Task item>
When a line below holds the string "Methods", show that line.

Provided information>
★ ★ ★

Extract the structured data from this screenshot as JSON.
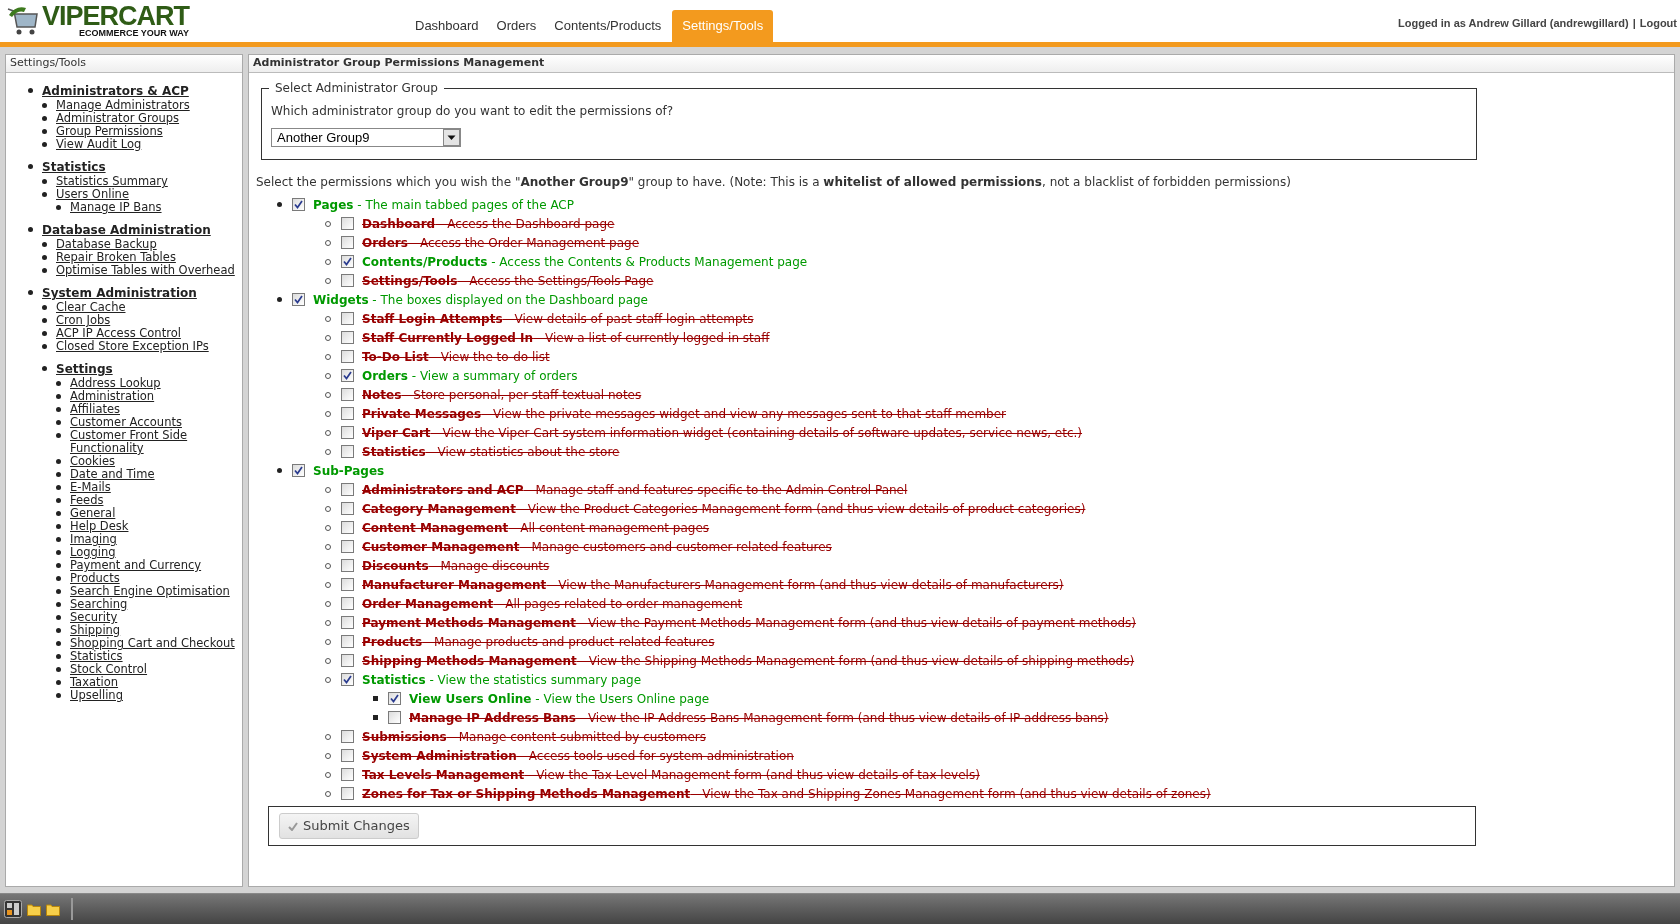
{
  "logo": {
    "name": "VIPERCART",
    "tagline": "ECOMMERCE YOUR WAY"
  },
  "nav": [
    {
      "label": "Dashboard",
      "selected": false
    },
    {
      "label": "Orders",
      "selected": false
    },
    {
      "label": "Contents/Products",
      "selected": false
    },
    {
      "label": "Settings/Tools",
      "selected": true
    }
  ],
  "user": {
    "logged_in": "Logged in as Andrew Gillard (andrewgillard)",
    "separator": "|",
    "logout": "Logout"
  },
  "sidebar": {
    "title": "Settings/Tools",
    "items": [
      {
        "label": "Administrators & ACP",
        "children": [
          {
            "label": "Manage Administrators"
          },
          {
            "label": "Administrator Groups"
          },
          {
            "label": "Group Permissions"
          },
          {
            "label": "View Audit Log"
          }
        ]
      },
      {
        "label": "Statistics",
        "children": [
          {
            "label": "Statistics Summary"
          },
          {
            "label": "Users Online",
            "children": [
              {
                "label": "Manage IP Bans"
              }
            ]
          }
        ]
      },
      {
        "label": "Database Administration",
        "children": [
          {
            "label": "Database Backup"
          },
          {
            "label": "Repair Broken Tables"
          },
          {
            "label": "Optimise Tables with Overhead"
          }
        ]
      },
      {
        "label": "System Administration",
        "children": [
          {
            "label": "Clear Cache",
            "kind": "link"
          },
          {
            "label": "Cron Jobs",
            "kind": "link"
          },
          {
            "label": "ACP IP Access Control",
            "kind": "link"
          },
          {
            "label": "Closed Store Exception IPs",
            "kind": "link"
          },
          {
            "label": "Settings",
            "kind": "heading",
            "children": [
              {
                "label": "Address Lookup"
              },
              {
                "label": "Administration"
              },
              {
                "label": "Affiliates"
              },
              {
                "label": "Customer Accounts"
              },
              {
                "label": "Customer Front Side Functionality"
              },
              {
                "label": "Cookies"
              },
              {
                "label": "Date and Time"
              },
              {
                "label": "E-Mails"
              },
              {
                "label": "Feeds"
              },
              {
                "label": "General"
              },
              {
                "label": "Help Desk"
              },
              {
                "label": "Imaging"
              },
              {
                "label": "Logging"
              },
              {
                "label": "Payment and Currency"
              },
              {
                "label": "Products"
              },
              {
                "label": "Search Engine Optimisation"
              },
              {
                "label": "Searching"
              },
              {
                "label": "Security"
              },
              {
                "label": "Shipping"
              },
              {
                "label": "Shopping Cart and Checkout"
              },
              {
                "label": "Statistics"
              },
              {
                "label": "Stock Control"
              },
              {
                "label": "Taxation"
              },
              {
                "label": "Upselling"
              }
            ]
          }
        ]
      }
    ]
  },
  "main": {
    "title": "Administrator Group Permissions Management",
    "group_select": {
      "legend": "Select Administrator Group",
      "question": "Which administrator group do you want to edit the permissions of?",
      "value": "Another Group9"
    },
    "intro": "Select the permissions which you wish the \"**Another Group9**\" group to have. (Note: This is a **whitelist of allowed permissions**, not a blacklist of forbidden permissions)",
    "permissions": [
      {
        "name": "Pages",
        "description": "- The main tabbed pages of the ACP",
        "checked": true,
        "children": [
          {
            "name": "Dashboard",
            "description": "- Access the Dashboard page",
            "checked": false
          },
          {
            "name": "Orders",
            "description": "- Access the Order Management page",
            "checked": false
          },
          {
            "name": "Contents/Products",
            "description": "- Access the Contents & Products Management page",
            "checked": true
          },
          {
            "name": "Settings/Tools",
            "description": "- Access the Settings/Tools Page",
            "checked": false
          }
        ]
      },
      {
        "name": "Widgets",
        "description": "- The boxes displayed on the Dashboard page",
        "checked": true,
        "children": [
          {
            "name": "Staff Login Attempts",
            "description": "- View details of past staff login attempts",
            "checked": false
          },
          {
            "name": "Staff Currently Logged In",
            "description": "- View a list of currently logged-in staff",
            "checked": false
          },
          {
            "name": "To-Do List",
            "description": "- View the to-do list",
            "checked": false
          },
          {
            "name": "Orders",
            "description": "- View a summary of orders",
            "checked": true
          },
          {
            "name": "Notes",
            "description": "- Store personal, per-staff textual notes",
            "checked": false
          },
          {
            "name": "Private Messages",
            "description": "- View the private messages widget and view any messages sent to that staff member",
            "checked": false
          },
          {
            "name": "Viper Cart",
            "description": "- View the Viper Cart system information widget (containing details of software updates, service news, etc.)",
            "checked": false
          },
          {
            "name": "Statistics",
            "description": "- View statistics about the store",
            "checked": false
          }
        ]
      },
      {
        "name": "Sub-Pages",
        "checked": true,
        "children": [
          {
            "name": "Administrators and ACP",
            "description": "- Manage staff and features specific to the Admin Control Panel",
            "checked": false
          },
          {
            "name": "Category Management",
            "description": "- View the Product Categories Management form (and thus view details of product categories)",
            "checked": false
          },
          {
            "name": "Content Management",
            "description": "- All content management pages",
            "checked": false
          },
          {
            "name": "Customer Management",
            "description": "- Manage customers and customer-related features",
            "checked": false
          },
          {
            "name": "Discounts",
            "description": "- Manage discounts",
            "checked": false
          },
          {
            "name": "Manufacturer Management",
            "description": "- View the Manufacturers Management form (and thus view details of manufacturers)",
            "checked": false
          },
          {
            "name": "Order Management",
            "description": "- All pages related to order management",
            "checked": false
          },
          {
            "name": "Payment Methods Management",
            "description": "- View the Payment Methods Management form (and thus view details of payment methods)",
            "checked": false
          },
          {
            "name": "Products",
            "description": "- Manage products and product-related features",
            "checked": false
          },
          {
            "name": "Shipping Methods Management",
            "description": "- View the Shipping Methods Management form (and thus view details of shipping methods)",
            "checked": false
          },
          {
            "name": "Statistics",
            "description": "- View the statistics summary page",
            "checked": true,
            "children": [
              {
                "name": "View Users Online",
                "description": "- View the Users Online page",
                "checked": true
              },
              {
                "name": "Manage IP Address Bans",
                "description": "- View the IP Address Bans Management form (and thus view details of IP address bans)",
                "checked": false
              }
            ]
          },
          {
            "name": "Submissions",
            "description": "- Manage content submitted by customers",
            "checked": false
          },
          {
            "name": "System Administration",
            "description": "- Access tools used for system administration",
            "checked": false
          },
          {
            "name": "Tax Levels Management",
            "description": "- View the Tax Level Management form (and thus view details of tax levels)",
            "checked": false
          },
          {
            "name": "Zones for Tax or Shipping Methods Management",
            "description": "- View the Tax and Shipping Zones Management form (and thus view details of zones)",
            "checked": false
          }
        ]
      }
    ],
    "submit": "Submit Changes"
  }
}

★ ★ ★

Exercise output>
            "name": "Payment Methods Management",
            "description": "- View the Payment Methods Management form (and thus view details of payment methods)",
            "name": "Shipping Methods Management",
            "description": "- View the Shipping Methods Management form (and thus view details of shipping methods)",
            "name": "Zones for Tax or Shipping Methods Management",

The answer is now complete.